I’ve noticed a disturbing trend in the latest DVD’s and computer software applications. It seems that the programmers have taken the end user (that’d be you, by the way) out of the equation when it involves one of these types of media.
I was watching a DVD I had rented from my local Movie Gallery the other day called Four Feathers. I had placed the disc into my player and, after getting to the main menu past the annoying ads for upcoming movies (which shouldn’t just start up, they should be accessible from the main menu), I went to get my lunch and drink.
By the time I had done this and returned to my seat, the movie was already in full swing. It had started without me. Now I can understand this if I were in a movie theater with a concrete start time, but I wasn’t. I was in my own house. With my own equipment.
I DON’T NEED DVD’S TO THINK FOR THEMSELVES.
I’ve also noticed the same disregard for the end user with software programs. The other day, my computer wanted to restart to apply updates that I didn’t authorize it to download! Having automatic updates is fine, but let ME decide when to apply them and when to restart my computer.
It seems the software companies and the DVD manufacturers have taken the thinking out of technology these days. I know the epidemic of allowing others to think for you is growing, America, but please, have the courage to do it. It could save your life.
To the software companies: Apply some forethought to how you make programs and, in particular, how those programs update themselves. Give the end user (the one who keeps you in business, by the way) the ability to decide for themselves if they want to upgrade to the latest version of your programs.
Operating system developers should also focus, not on graphics, but on performance. Here’s an idea: build an OS that is powerful, sleek, and stable. It must have longevity (say, ten years) and it must grow with the consumer (the end user).

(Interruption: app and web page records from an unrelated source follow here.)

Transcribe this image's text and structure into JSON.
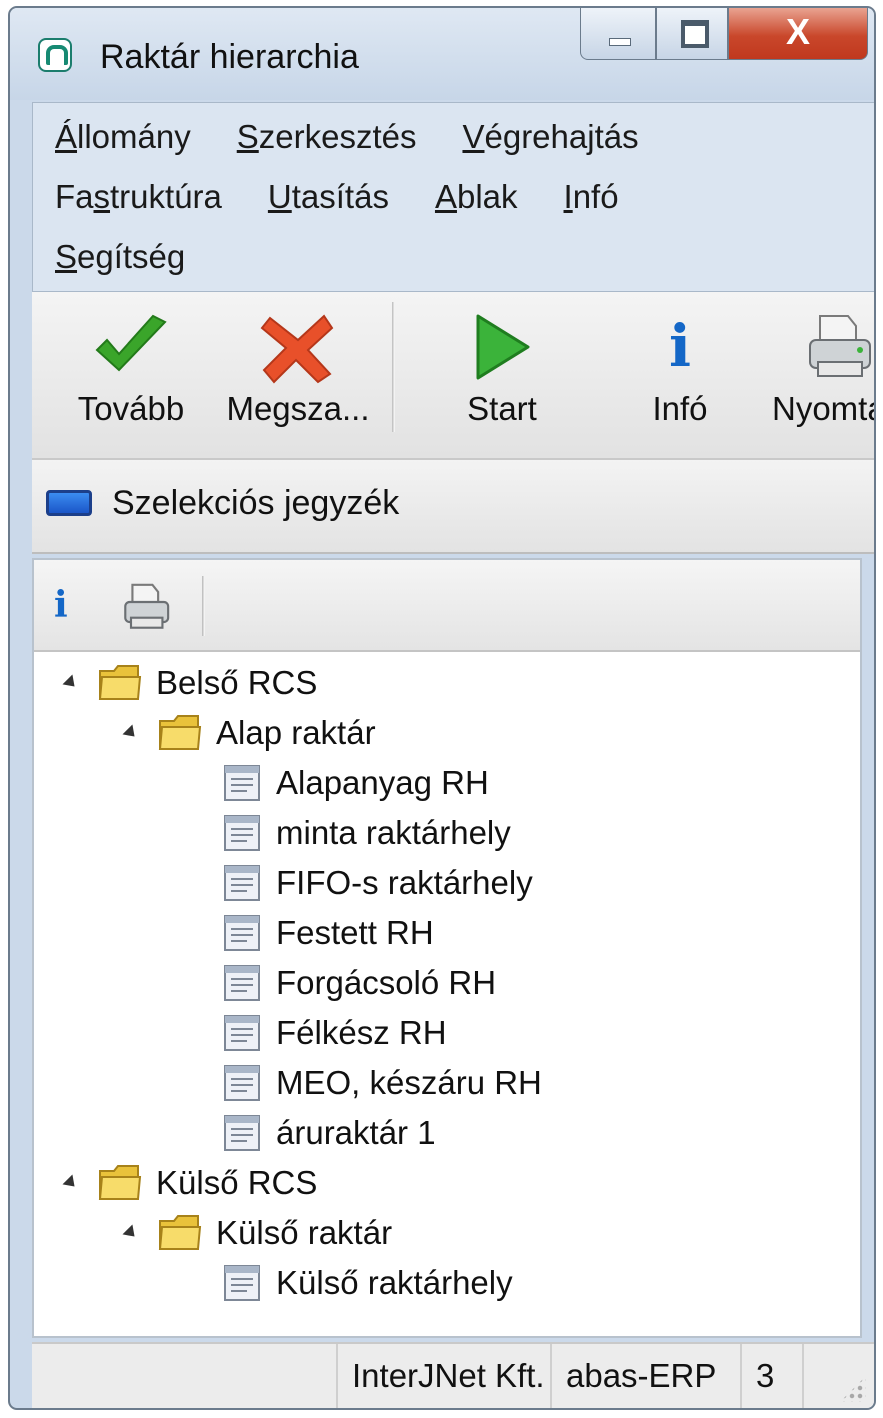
{
  "window": {
    "title": "Raktár hierarchia",
    "close_glyph": "X"
  },
  "menu": {
    "rows": [
      [
        {
          "pre": "",
          "ul": "Á",
          "post": "llomány"
        },
        {
          "pre": "",
          "ul": "S",
          "post": "zerkesztés"
        },
        {
          "pre": "",
          "ul": "V",
          "post": "égrehajtás"
        }
      ],
      [
        {
          "pre": "Fa",
          "ul": "s",
          "post": "truktúra"
        },
        {
          "pre": "",
          "ul": "U",
          "post": "tasítás"
        },
        {
          "pre": "",
          "ul": "A",
          "post": "blak"
        },
        {
          "pre": "",
          "ul": "I",
          "post": "nfó"
        }
      ],
      [
        {
          "pre": "",
          "ul": "S",
          "post": "egítség"
        }
      ]
    ]
  },
  "toolbar": {
    "tovabb": "Tovább",
    "megszakit": "Megsza...",
    "start": "Start",
    "info": "Infó",
    "nyomtat": "Nyomta",
    "info_glyph": "i"
  },
  "selection": {
    "label": "Szelekciós jegyzék"
  },
  "panel_toolbar": {
    "info_glyph": "i"
  },
  "tree": {
    "belso_rcs": "Belső RCS",
    "alap_raktar": "Alap raktár",
    "alap_items": [
      "Alapanyag RH",
      "minta raktárhely",
      "FIFO-s raktárhely",
      "Festett  RH",
      "Forgácsoló RH",
      "Félkész RH",
      "MEO, készáru RH",
      "áruraktár 1"
    ],
    "kulso_rcs": "Külső  RCS",
    "kulso_raktar": "Külső raktár",
    "kulso_items": [
      "Külső raktárhely"
    ]
  },
  "statusbar": {
    "company": "InterJNet Kft.",
    "product": "abas-ERP",
    "count": "3"
  },
  "colors": {
    "titlebar": "#cbd9ea",
    "close": "#c9472b",
    "check": "#3aa52a",
    "cross": "#e8502a",
    "start": "#3bb33a",
    "info": "#1467c7",
    "folder": "#e9c23b"
  }
}
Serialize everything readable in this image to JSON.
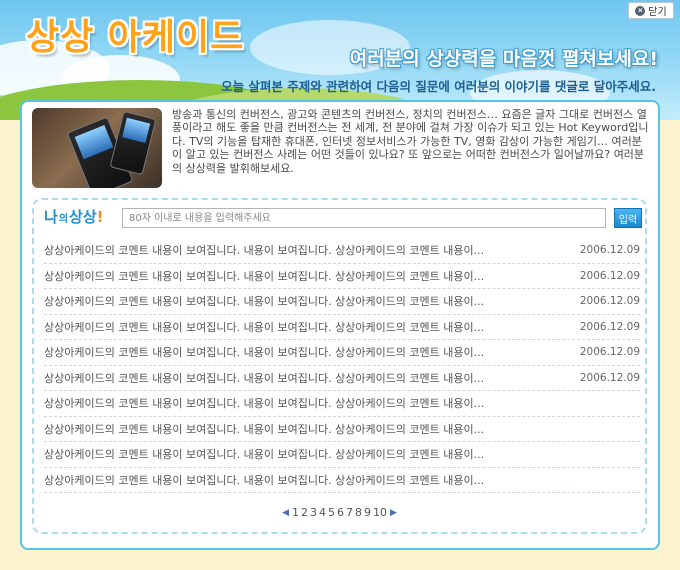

I honestly don’t think any software company has the minerals to develop such an OS. Most companies are too profit focused and don’t see the benefit of developing something as complex as an operating system that will last that long with out constant tweaking and upgrades (which, of course, will cost a nominal fee payed by the end user).
I’m not against making a profit, but, were I to develop an OS as I describe above, I think the customer loyalty factor would allow for market growth and a nice profit margin. Especially if the the platform is stable and powerful. It must also be customizable, giving the end user complete control over the platform.
The worlds first open source operating system? That would be something, yes?